_Work to be completed:_
Please print out the entries below unchanged and skip the images.

Segment Start: Dataset entries

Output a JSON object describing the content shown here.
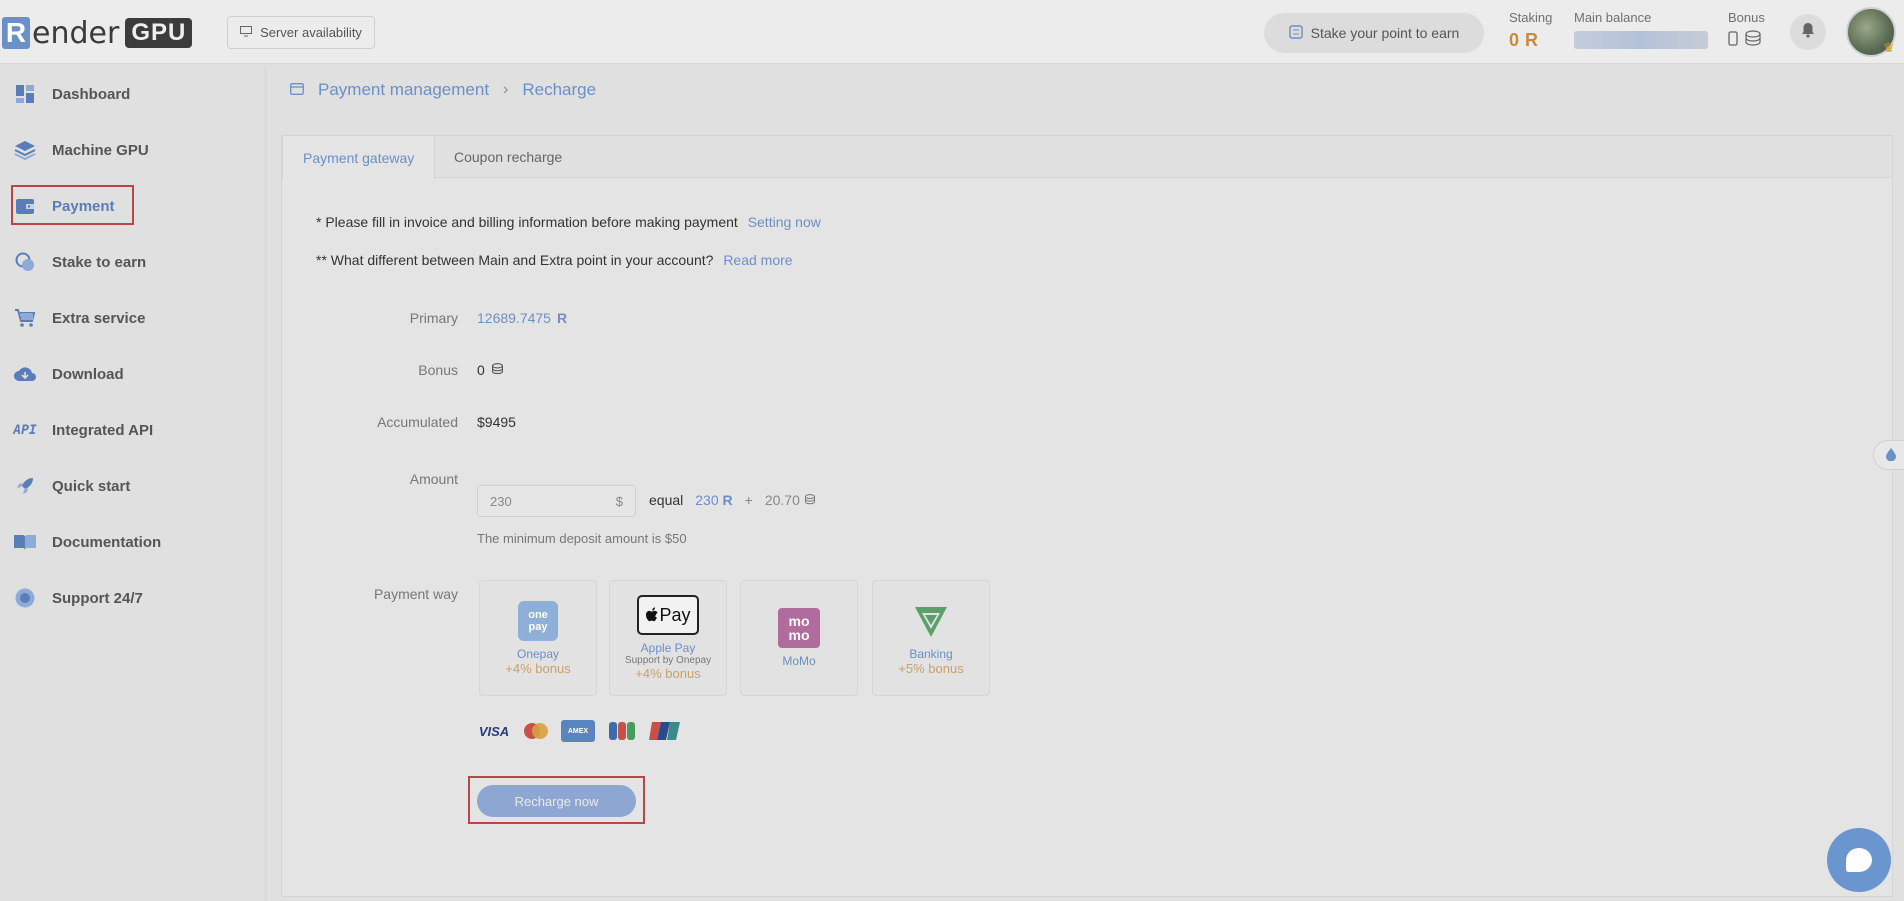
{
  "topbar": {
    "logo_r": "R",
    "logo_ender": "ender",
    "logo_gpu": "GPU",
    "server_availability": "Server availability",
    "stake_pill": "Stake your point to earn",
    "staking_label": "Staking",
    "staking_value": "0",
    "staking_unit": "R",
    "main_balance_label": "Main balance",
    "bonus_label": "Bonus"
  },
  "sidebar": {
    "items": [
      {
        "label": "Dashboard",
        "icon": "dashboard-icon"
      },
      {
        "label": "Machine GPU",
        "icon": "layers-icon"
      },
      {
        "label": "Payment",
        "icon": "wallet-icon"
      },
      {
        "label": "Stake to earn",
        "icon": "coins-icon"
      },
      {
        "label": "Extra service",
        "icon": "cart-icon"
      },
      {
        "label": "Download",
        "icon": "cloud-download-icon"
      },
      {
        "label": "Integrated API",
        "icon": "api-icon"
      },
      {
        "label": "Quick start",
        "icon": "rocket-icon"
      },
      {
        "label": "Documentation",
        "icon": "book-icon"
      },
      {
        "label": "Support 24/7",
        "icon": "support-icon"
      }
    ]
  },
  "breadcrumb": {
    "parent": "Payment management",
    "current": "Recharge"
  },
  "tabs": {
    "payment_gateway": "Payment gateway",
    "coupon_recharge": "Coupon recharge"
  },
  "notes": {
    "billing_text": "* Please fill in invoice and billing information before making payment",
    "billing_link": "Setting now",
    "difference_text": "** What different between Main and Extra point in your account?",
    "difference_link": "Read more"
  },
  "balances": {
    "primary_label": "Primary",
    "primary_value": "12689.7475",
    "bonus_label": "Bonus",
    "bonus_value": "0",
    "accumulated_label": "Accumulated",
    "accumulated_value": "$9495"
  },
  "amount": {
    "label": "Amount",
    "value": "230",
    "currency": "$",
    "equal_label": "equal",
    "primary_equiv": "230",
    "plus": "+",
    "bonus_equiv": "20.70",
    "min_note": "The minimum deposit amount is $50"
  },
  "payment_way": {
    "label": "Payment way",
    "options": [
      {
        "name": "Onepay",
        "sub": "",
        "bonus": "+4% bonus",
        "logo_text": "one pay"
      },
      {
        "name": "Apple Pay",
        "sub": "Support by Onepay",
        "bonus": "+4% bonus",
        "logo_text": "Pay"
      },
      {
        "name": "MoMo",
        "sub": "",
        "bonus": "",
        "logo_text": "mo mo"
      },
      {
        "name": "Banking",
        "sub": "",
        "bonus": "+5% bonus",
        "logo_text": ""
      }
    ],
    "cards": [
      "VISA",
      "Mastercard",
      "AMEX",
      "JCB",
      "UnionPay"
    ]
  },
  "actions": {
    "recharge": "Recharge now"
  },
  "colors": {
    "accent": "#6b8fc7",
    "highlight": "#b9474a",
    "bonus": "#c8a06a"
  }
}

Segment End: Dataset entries

_Solution for this exercise:_
Output a JSON object describing the content shown here.
{
  "topbar": {
    "logo_r": "R",
    "logo_ender": "ender",
    "logo_gpu": "GPU",
    "server_availability": "Server availability",
    "stake_pill": "Stake your point to earn",
    "staking_label": "Staking",
    "staking_value": "0",
    "staking_unit": "R",
    "main_balance_label": "Main balance",
    "bonus_label": "Bonus"
  },
  "sidebar": {
    "items": [
      {
        "label": "Dashboard",
        "icon": "dashboard-icon"
      },
      {
        "label": "Machine GPU",
        "icon": "layers-icon"
      },
      {
        "label": "Payment",
        "icon": "wallet-icon"
      },
      {
        "label": "Stake to earn",
        "icon": "coins-icon"
      },
      {
        "label": "Extra service",
        "icon": "cart-icon"
      },
      {
        "label": "Download",
        "icon": "cloud-download-icon"
      },
      {
        "label": "Integrated API",
        "icon": "api-icon"
      },
      {
        "label": "Quick start",
        "icon": "rocket-icon"
      },
      {
        "label": "Documentation",
        "icon": "book-icon"
      },
      {
        "label": "Support 24/7",
        "icon": "support-icon"
      }
    ]
  },
  "breadcrumb": {
    "parent": "Payment management",
    "current": "Recharge"
  },
  "tabs": {
    "payment_gateway": "Payment gateway",
    "coupon_recharge": "Coupon recharge"
  },
  "notes": {
    "billing_text": "* Please fill in invoice and billing information before making payment",
    "billing_link": "Setting now",
    "difference_text": "** What different between Main and Extra point in your account?",
    "difference_link": "Read more"
  },
  "balances": {
    "primary_label": "Primary",
    "primary_value": "12689.7475",
    "bonus_label": "Bonus",
    "bonus_value": "0",
    "accumulated_label": "Accumulated",
    "accumulated_value": "$9495"
  },
  "amount": {
    "label": "Amount",
    "value": "230",
    "currency": "$",
    "equal_label": "equal",
    "primary_equiv": "230",
    "plus": "+",
    "bonus_equiv": "20.70",
    "min_note": "The minimum deposit amount is $50"
  },
  "payment_way": {
    "label": "Payment way",
    "options": [
      {
        "name": "Onepay",
        "sub": "",
        "bonus": "+4% bonus",
        "logo_text": "one pay"
      },
      {
        "name": "Apple Pay",
        "sub": "Support by Onepay",
        "bonus": "+4% bonus",
        "logo_text": "Pay"
      },
      {
        "name": "MoMo",
        "sub": "",
        "bonus": "",
        "logo_text": "mo mo"
      },
      {
        "name": "Banking",
        "sub": "",
        "bonus": "+5% bonus",
        "logo_text": ""
      }
    ],
    "cards": [
      "VISA",
      "Mastercard",
      "AMEX",
      "JCB",
      "UnionPay"
    ]
  },
  "actions": {
    "recharge": "Recharge now"
  },
  "colors": {
    "accent": "#6b8fc7",
    "highlight": "#b9474a",
    "bonus": "#c8a06a"
  }
}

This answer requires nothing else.